Press Releases

WASHINGTON – U.S. Sen. Mark R. Warner (D-VA), Vice Chairman of the Senate Select Committee on Intelligence and member of the Senate Committee on Banking, Housing, and Urban Affairs, issued a statement today on the inclusion of his Improving Laundering Laws and Increasing Comprehensive Information Tracking of Criminal Activity in Shell Holdings (ILLICIT CASH) Act in this year’s National Defense Authorization Act (NDAA). The bipartisan ILLICIT CASH Act seeks to improve corporate transparency, strengthen national security, and help law enforcement combat illicit financial activity being carried out by terrorists, drug and human traffickers, and other criminals.

“It is past time to put an end to the secrecy that allows drug cartels, human traffickers, arms dealers, terrorists and kleptocrats to exploit the United States’ banking system in order to carry out anti-American activities. That’s why I’m pleased to know that this year’s defense funding bill will include the ILLICIT CASH Act – legislation I introduced to combat money laundering and terrorist financing,” said Sen. Warner. “As the Vice Chairman of the Senate Intelligence Committee, I know that the current holes in our financial system pose a serious threat to national security. The ILLICIT CASH Act will seek to patch those holes by increasing corporate transparency requirements and handing our federal agencies the 21st century tools they need to combat these 21st century threats.”

Sen. Warner introduced the ILLICIT CASH Act in September of 2019 and has been championing it ever since. The legislation will, for the first time, require that shell companies – often used as fronts for criminal activity – disclose their true owners to the U.S. Department of Treasury. It will also update decades-old anti-money laundering (AML) and combating the financing of terrorism (CFT) policies by giving Treasury and law enforcement the tools they need to fight criminal networks. This includes improving overall communication between law enforcement, financial institutions, and regulators, and facilitating the adoption of critical 21st century technologies.
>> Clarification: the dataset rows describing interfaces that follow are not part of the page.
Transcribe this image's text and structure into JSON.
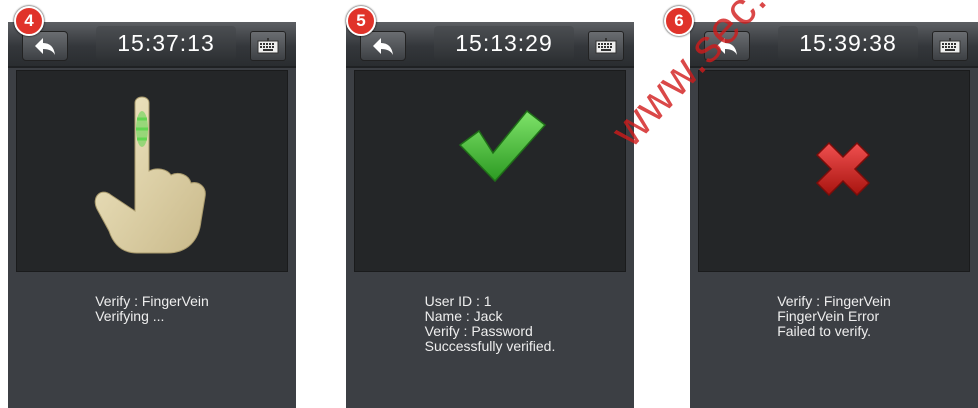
{
  "screens": [
    {
      "step": "4",
      "time": "15:37:13",
      "icon": "finger-pointing-icon",
      "messages": [
        "Verify : FingerVein",
        "Verifying ..."
      ]
    },
    {
      "step": "5",
      "time": "15:13:29",
      "icon": "check-mark-icon",
      "messages": [
        "User ID : 1",
        "Name : Jack",
        "Verify : Password",
        "Successfully verified."
      ]
    },
    {
      "step": "6",
      "time": "15:39:38",
      "icon": "x-mark-icon",
      "messages": [
        "Verify : FingerVein",
        "FingerVein Error",
        "Failed to verify."
      ]
    }
  ],
  "watermark": "www.sec.ua",
  "colors": {
    "screen_bg": "#3c3f44",
    "badge": "#e0332a",
    "check": "#4bc13a",
    "cross": "#d42020",
    "finger_scan": "#5ad64a"
  }
}
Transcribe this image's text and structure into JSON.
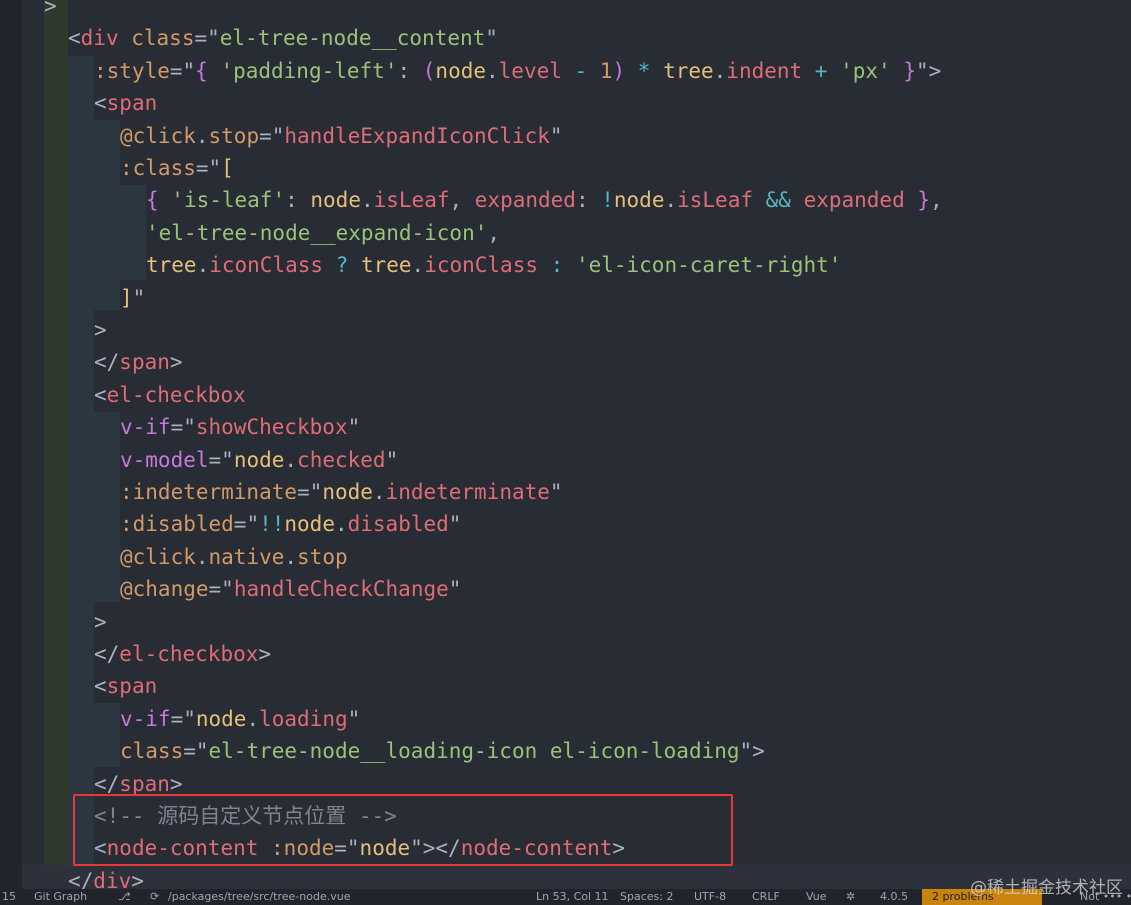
{
  "lines": [
    [
      {
        "t": ">",
        "c": "punct"
      }
    ],
    [
      {
        "t": "<",
        "c": "punct"
      },
      {
        "t": "div",
        "c": "tag"
      },
      {
        "t": " ",
        "c": "plain"
      },
      {
        "t": "class",
        "c": "attr"
      },
      {
        "t": "=\"",
        "c": "punct"
      },
      {
        "t": "el-tree-node__content",
        "c": "str"
      },
      {
        "t": "\"",
        "c": "punct"
      }
    ],
    [
      {
        "t": ":style",
        "c": "attr"
      },
      {
        "t": "=\"",
        "c": "punct"
      },
      {
        "t": "{ ",
        "c": "keyword"
      },
      {
        "t": "'padding-left'",
        "c": "str"
      },
      {
        "t": ": ",
        "c": "punct"
      },
      {
        "t": "(",
        "c": "keyword"
      },
      {
        "t": "node",
        "c": "var"
      },
      {
        "t": ".",
        "c": "punct"
      },
      {
        "t": "level",
        "c": "prop"
      },
      {
        "t": " - ",
        "c": "op"
      },
      {
        "t": "1",
        "c": "num"
      },
      {
        "t": ")",
        "c": "keyword"
      },
      {
        "t": " * ",
        "c": "op"
      },
      {
        "t": "tree",
        "c": "var"
      },
      {
        "t": ".",
        "c": "punct"
      },
      {
        "t": "indent",
        "c": "prop"
      },
      {
        "t": " + ",
        "c": "op"
      },
      {
        "t": "'px'",
        "c": "str"
      },
      {
        "t": " }",
        "c": "keyword"
      },
      {
        "t": "\">",
        "c": "punct"
      }
    ],
    [
      {
        "t": "<",
        "c": "punct"
      },
      {
        "t": "span",
        "c": "tag"
      }
    ],
    [
      {
        "t": "@click",
        "c": "attr"
      },
      {
        "t": ".",
        "c": "punct"
      },
      {
        "t": "stop",
        "c": "attr"
      },
      {
        "t": "=\"",
        "c": "punct"
      },
      {
        "t": "handleExpandIconClick",
        "c": "prop"
      },
      {
        "t": "\"",
        "c": "punct"
      }
    ],
    [
      {
        "t": ":class",
        "c": "attr"
      },
      {
        "t": "=\"",
        "c": "punct"
      },
      {
        "t": "[",
        "c": "var"
      }
    ],
    [
      {
        "t": "{ ",
        "c": "keyword"
      },
      {
        "t": "'is-leaf'",
        "c": "str"
      },
      {
        "t": ": ",
        "c": "punct"
      },
      {
        "t": "node",
        "c": "var"
      },
      {
        "t": ".",
        "c": "punct"
      },
      {
        "t": "isLeaf",
        "c": "prop"
      },
      {
        "t": ", ",
        "c": "punct"
      },
      {
        "t": "expanded",
        "c": "prop"
      },
      {
        "t": ": ",
        "c": "punct"
      },
      {
        "t": "!",
        "c": "op"
      },
      {
        "t": "node",
        "c": "var"
      },
      {
        "t": ".",
        "c": "punct"
      },
      {
        "t": "isLeaf",
        "c": "prop"
      },
      {
        "t": " && ",
        "c": "op"
      },
      {
        "t": "expanded",
        "c": "prop"
      },
      {
        "t": " }",
        "c": "keyword"
      },
      {
        "t": ",",
        "c": "punct"
      }
    ],
    [
      {
        "t": "'el-tree-node__expand-icon'",
        "c": "str"
      },
      {
        "t": ",",
        "c": "punct"
      }
    ],
    [
      {
        "t": "tree",
        "c": "var"
      },
      {
        "t": ".",
        "c": "punct"
      },
      {
        "t": "iconClass",
        "c": "prop"
      },
      {
        "t": " ? ",
        "c": "op"
      },
      {
        "t": "tree",
        "c": "var"
      },
      {
        "t": ".",
        "c": "punct"
      },
      {
        "t": "iconClass",
        "c": "prop"
      },
      {
        "t": " : ",
        "c": "op"
      },
      {
        "t": "'el-icon-caret-right'",
        "c": "str"
      }
    ],
    [
      {
        "t": "]",
        "c": "var"
      },
      {
        "t": "\"",
        "c": "punct"
      }
    ],
    [
      {
        "t": ">",
        "c": "punct"
      }
    ],
    [
      {
        "t": "</",
        "c": "punct"
      },
      {
        "t": "span",
        "c": "tag"
      },
      {
        "t": ">",
        "c": "punct"
      }
    ],
    [
      {
        "t": "<",
        "c": "punct"
      },
      {
        "t": "el-checkbox",
        "c": "tag"
      }
    ],
    [
      {
        "t": "v-if",
        "c": "keyword"
      },
      {
        "t": "=\"",
        "c": "punct"
      },
      {
        "t": "showCheckbox",
        "c": "prop"
      },
      {
        "t": "\"",
        "c": "punct"
      }
    ],
    [
      {
        "t": "v-model",
        "c": "keyword"
      },
      {
        "t": "=\"",
        "c": "punct"
      },
      {
        "t": "node",
        "c": "var"
      },
      {
        "t": ".",
        "c": "punct"
      },
      {
        "t": "checked",
        "c": "prop"
      },
      {
        "t": "\"",
        "c": "punct"
      }
    ],
    [
      {
        "t": ":indeterminate",
        "c": "attr"
      },
      {
        "t": "=\"",
        "c": "punct"
      },
      {
        "t": "node",
        "c": "var"
      },
      {
        "t": ".",
        "c": "punct"
      },
      {
        "t": "indeterminate",
        "c": "prop"
      },
      {
        "t": "\"",
        "c": "punct"
      }
    ],
    [
      {
        "t": ":disabled",
        "c": "attr"
      },
      {
        "t": "=\"",
        "c": "punct"
      },
      {
        "t": "!!",
        "c": "op"
      },
      {
        "t": "node",
        "c": "var"
      },
      {
        "t": ".",
        "c": "punct"
      },
      {
        "t": "disabled",
        "c": "prop"
      },
      {
        "t": "\"",
        "c": "punct"
      }
    ],
    [
      {
        "t": "@click",
        "c": "attr"
      },
      {
        "t": ".",
        "c": "punct"
      },
      {
        "t": "native",
        "c": "attr"
      },
      {
        "t": ".",
        "c": "punct"
      },
      {
        "t": "stop",
        "c": "attr"
      }
    ],
    [
      {
        "t": "@change",
        "c": "attr"
      },
      {
        "t": "=\"",
        "c": "punct"
      },
      {
        "t": "handleCheckChange",
        "c": "prop"
      },
      {
        "t": "\"",
        "c": "punct"
      }
    ],
    [
      {
        "t": ">",
        "c": "punct"
      }
    ],
    [
      {
        "t": "</",
        "c": "punct"
      },
      {
        "t": "el-checkbox",
        "c": "tag"
      },
      {
        "t": ">",
        "c": "punct"
      }
    ],
    [
      {
        "t": "<",
        "c": "punct"
      },
      {
        "t": "span",
        "c": "tag"
      }
    ],
    [
      {
        "t": "v-if",
        "c": "keyword"
      },
      {
        "t": "=\"",
        "c": "punct"
      },
      {
        "t": "node",
        "c": "var"
      },
      {
        "t": ".",
        "c": "punct"
      },
      {
        "t": "loading",
        "c": "prop"
      },
      {
        "t": "\"",
        "c": "punct"
      }
    ],
    [
      {
        "t": "class",
        "c": "attr"
      },
      {
        "t": "=\"",
        "c": "punct"
      },
      {
        "t": "el-tree-node__loading-icon el-icon-loading",
        "c": "str"
      },
      {
        "t": "\">",
        "c": "punct"
      }
    ],
    [
      {
        "t": "</",
        "c": "punct"
      },
      {
        "t": "span",
        "c": "tag"
      },
      {
        "t": ">",
        "c": "punct"
      }
    ],
    [
      {
        "t": "<!-- 源码自定义节点位置 -->",
        "c": "comment"
      }
    ],
    [
      {
        "t": "<",
        "c": "punct"
      },
      {
        "t": "node-content",
        "c": "tag"
      },
      {
        "t": " ",
        "c": "plain"
      },
      {
        "t": ":node",
        "c": "attr"
      },
      {
        "t": "=\"",
        "c": "punct"
      },
      {
        "t": "node",
        "c": "var"
      },
      {
        "t": "\"></",
        "c": "punct"
      },
      {
        "t": "node-content",
        "c": "tag"
      },
      {
        "t": ">",
        "c": "punct"
      }
    ],
    [
      {
        "t": "</",
        "c": "punct"
      },
      {
        "t": "div",
        "c": "tag"
      },
      {
        "t": ">",
        "c": "punct"
      }
    ]
  ],
  "statusbar": {
    "left_fragment": "15",
    "git_label": "Git Graph",
    "path_fragment": "/packages/tree/src/tree-node.vue",
    "position": "Ln 53, Col 11",
    "spaces": "Spaces: 2",
    "encoding": "UTF-8",
    "eol": "CRLF",
    "language": "Vue",
    "version": "4.0.5",
    "highlight_label": "2 problems",
    "right_fragment": "Not ••• • f"
  },
  "watermark": "@稀土掘金技术社区",
  "colors": {
    "editor_bg": "#282c34",
    "highlight_border": "#e53935",
    "statusbar_bg": "#21252b",
    "statusbar_highlight": "#c8840c"
  }
}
Joining Sen. Warner in introducing this legislation were Senate Banking Committee members Tom Cotton (R-AR), Doug Jones (D-AL), Mike Rounds (R-SD), Bob Menendez (D-NJ), John Kennedy (R-LA), Catherine Cortez Masto (D-NV), and Jerry Moran (R-KS).